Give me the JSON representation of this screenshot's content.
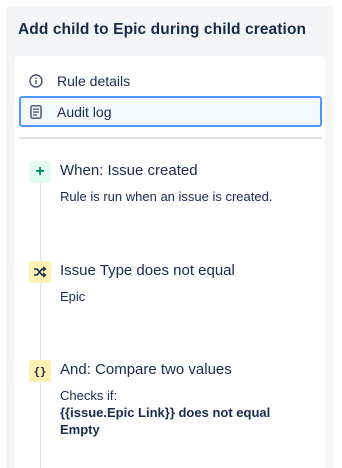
{
  "panel": {
    "title": "Add child to Epic during child creation"
  },
  "menu": {
    "items": [
      {
        "label": "Rule details",
        "icon": "info-icon",
        "selected": false
      },
      {
        "label": "Audit log",
        "icon": "audit-log-icon",
        "selected": true
      }
    ]
  },
  "steps": [
    {
      "kind": "trigger",
      "icon": "plus-icon",
      "title": "When: Issue created",
      "desc": "Rule is run when an issue is created."
    },
    {
      "kind": "condition",
      "icon": "shuffle-icon",
      "title": "Issue Type does not equal",
      "desc": "Epic"
    },
    {
      "kind": "condition",
      "icon": "braces-icon",
      "title": "And: Compare two values",
      "desc_prefix": "Checks if:",
      "desc_bold_1": "{{issue.Epic Link}} does not equal",
      "desc_bold_2": "Empty"
    }
  ],
  "colors": {
    "trigger_bg": "#e3fcef",
    "trigger_fg": "#00875a",
    "condition_bg": "#fff0b3",
    "selected_border": "#4c9aff"
  }
}
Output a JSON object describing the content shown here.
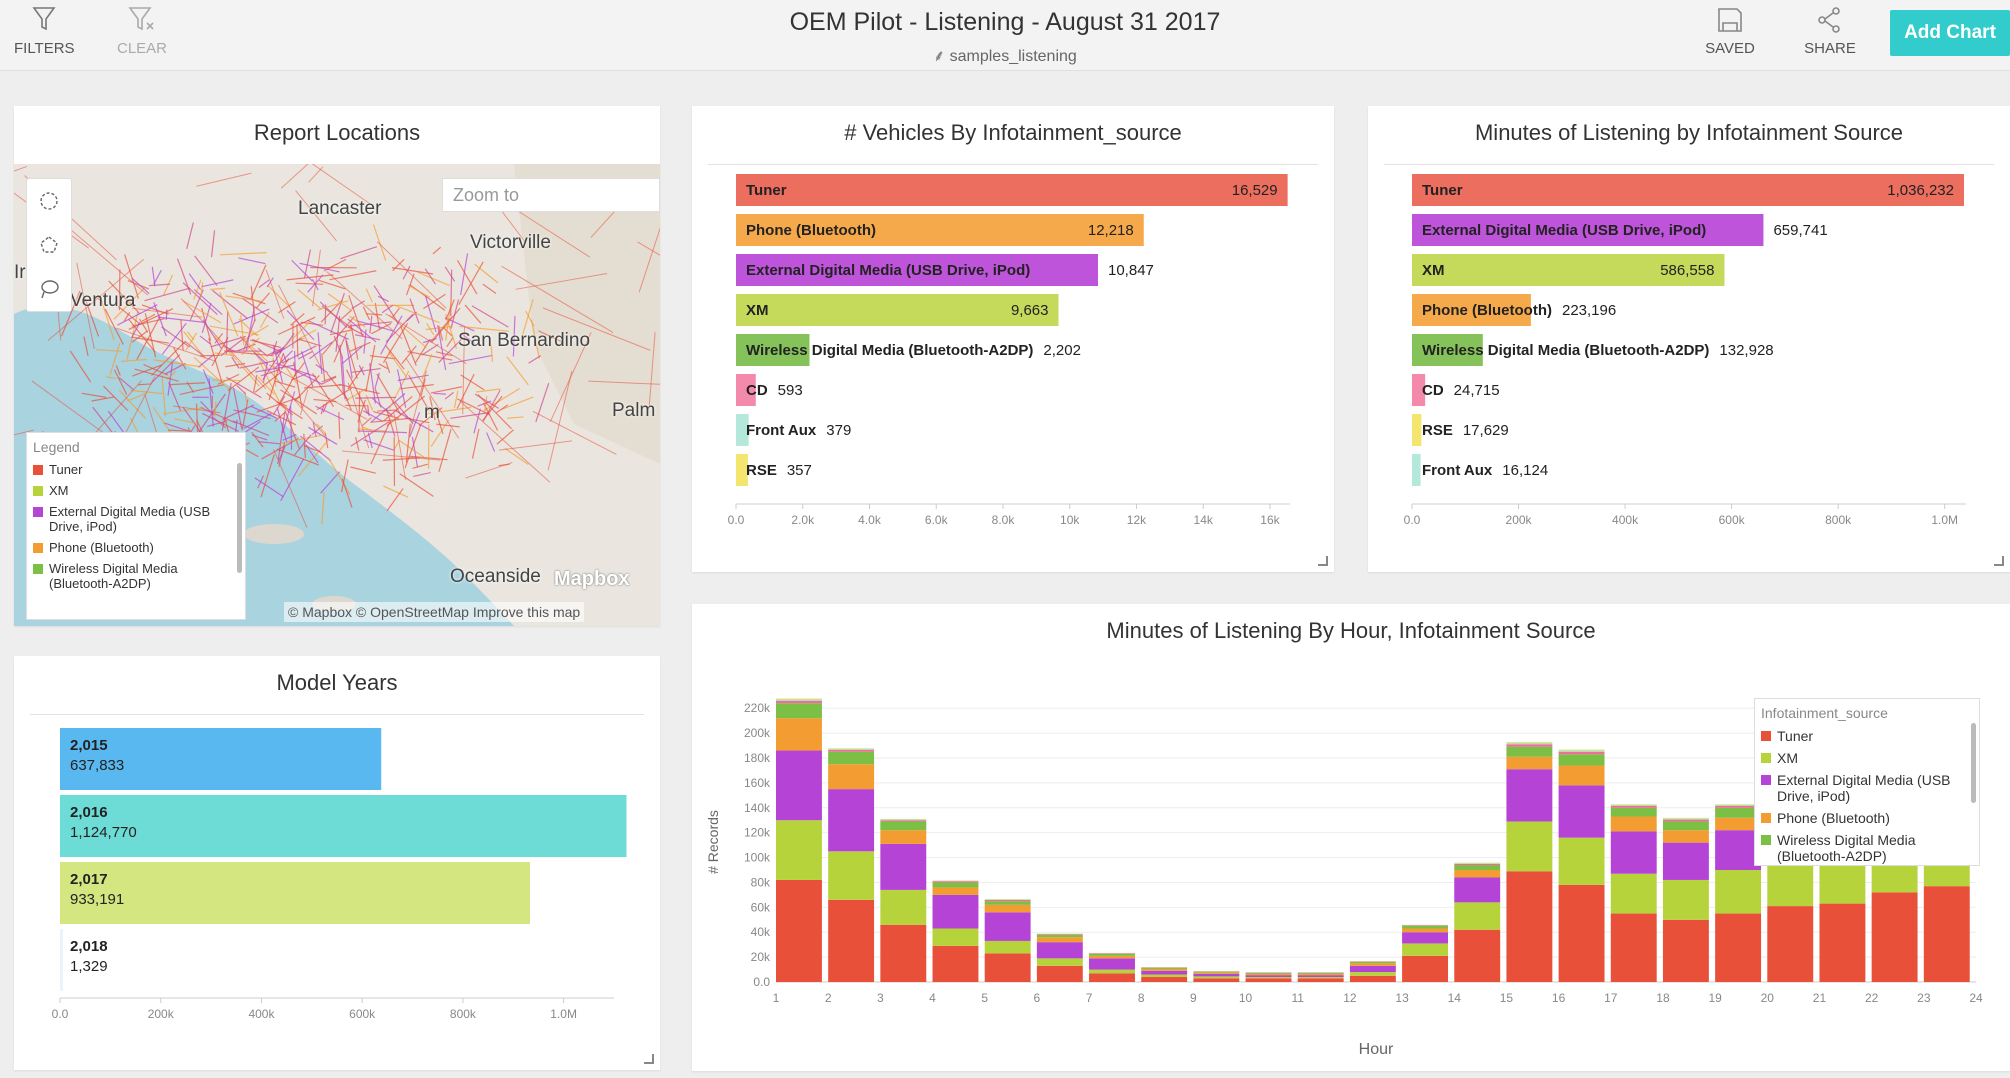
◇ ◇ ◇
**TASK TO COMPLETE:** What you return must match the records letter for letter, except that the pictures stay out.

**EXERCISE RESPONSE:**
Give me the JSON representation of this screenshot's content.
{
  "panel": {
    "title": "Add child to Epic during child creation"
  },
  "menu": {
    "items": [
      {
        "label": "Rule details",
        "icon": "info-icon",
        "selected": false
      },
      {
        "label": "Audit log",
        "icon": "audit-log-icon",
        "selected": true
      }
    ]
  },
  "steps": [
    {
      "kind": "trigger",
      "icon": "plus-icon",
      "title": "When: Issue created",
      "desc": "Rule is run when an issue is created."
    },
    {
      "kind": "condition",
      "icon": "shuffle-icon",
      "title": "Issue Type does not equal",
      "desc": "Epic"
    },
    {
      "kind": "condition",
      "icon": "braces-icon",
      "title": "And: Compare two values",
      "desc_prefix": "Checks if:",
      "desc_bold_1": "{{issue.Epic Link}} does not equal",
      "desc_bold_2": "Empty"
    }
  ],
  "colors": {
    "trigger_bg": "#e3fcef",
    "trigger_fg": "#00875a",
    "condition_bg": "#fff0b3",
    "selected_border": "#4c9aff"
  }
}
Output a JSON object describing the content shown here.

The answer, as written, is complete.